[Excerpted records Boundary: Start]

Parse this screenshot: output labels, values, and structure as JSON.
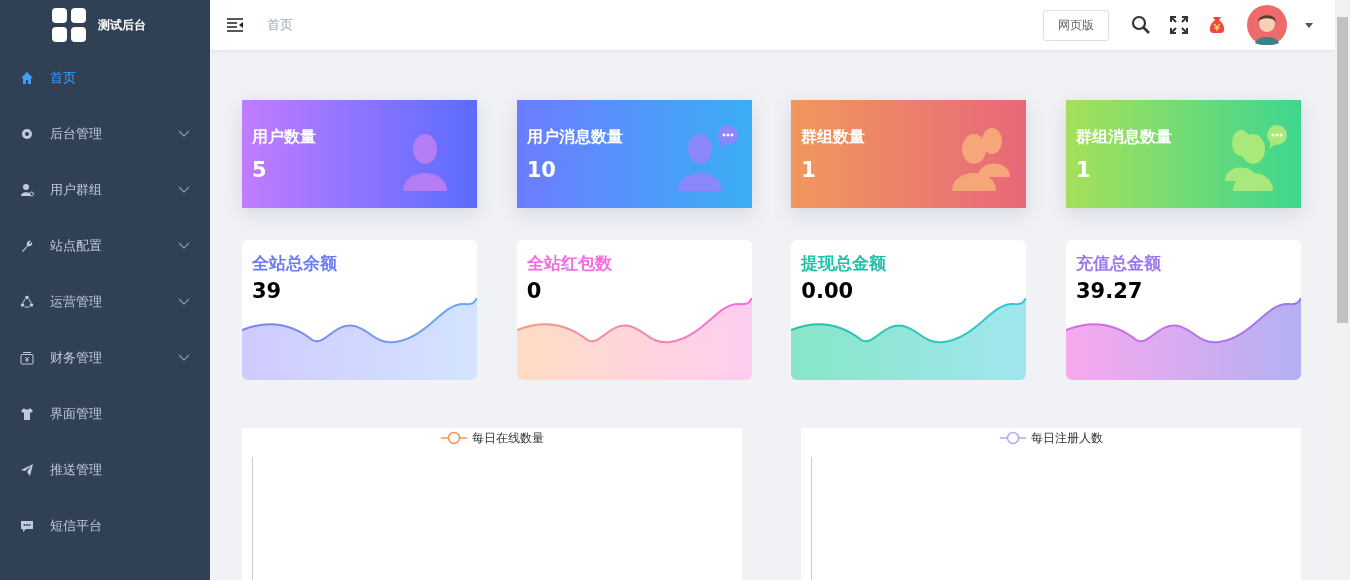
{
  "brand": {
    "title": "测试后台"
  },
  "sidebar": {
    "items": [
      {
        "label": "首页",
        "selected": true,
        "expandable": false
      },
      {
        "label": "后台管理",
        "selected": false,
        "expandable": true
      },
      {
        "label": "用户群组",
        "selected": false,
        "expandable": true
      },
      {
        "label": "站点配置",
        "selected": false,
        "expandable": true
      },
      {
        "label": "运营管理",
        "selected": false,
        "expandable": true
      },
      {
        "label": "财务管理",
        "selected": false,
        "expandable": true
      },
      {
        "label": "界面管理",
        "selected": false,
        "expandable": false
      },
      {
        "label": "推送管理",
        "selected": false,
        "expandable": false
      },
      {
        "label": "短信平台",
        "selected": false,
        "expandable": false
      }
    ]
  },
  "header": {
    "breadcrumb": "首页",
    "web_button": "网页版"
  },
  "stat_cards": [
    {
      "label": "用户数量",
      "value": "5"
    },
    {
      "label": "用户消息数量",
      "value": "10"
    },
    {
      "label": "群组数量",
      "value": "1"
    },
    {
      "label": "群组消息数量",
      "value": "1"
    }
  ],
  "total_cards": [
    {
      "label": "全站总余额",
      "value": "39",
      "color": "#6b7cf6"
    },
    {
      "label": "全站红包数",
      "value": "0",
      "color": "#f56ce0"
    },
    {
      "label": "提现总金额",
      "value": "0.00",
      "color": "#1fc2a8"
    },
    {
      "label": "充值总金额",
      "value": "39.27",
      "color": "#9b78ee"
    }
  ],
  "charts": [
    {
      "legend": "每日在线数量",
      "color": "#f4925c"
    },
    {
      "legend": "每日注册人数",
      "color": "#b9a7f5"
    }
  ]
}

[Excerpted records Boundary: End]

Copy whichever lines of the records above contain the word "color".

▶ **Answer box**
      "color": "#6b7cf6"
      "color": "#f56ce0"
      "color": "#1fc2a8"
      "color": "#9b78ee"
      "color": "#f4925c"
      "color": "#b9a7f5"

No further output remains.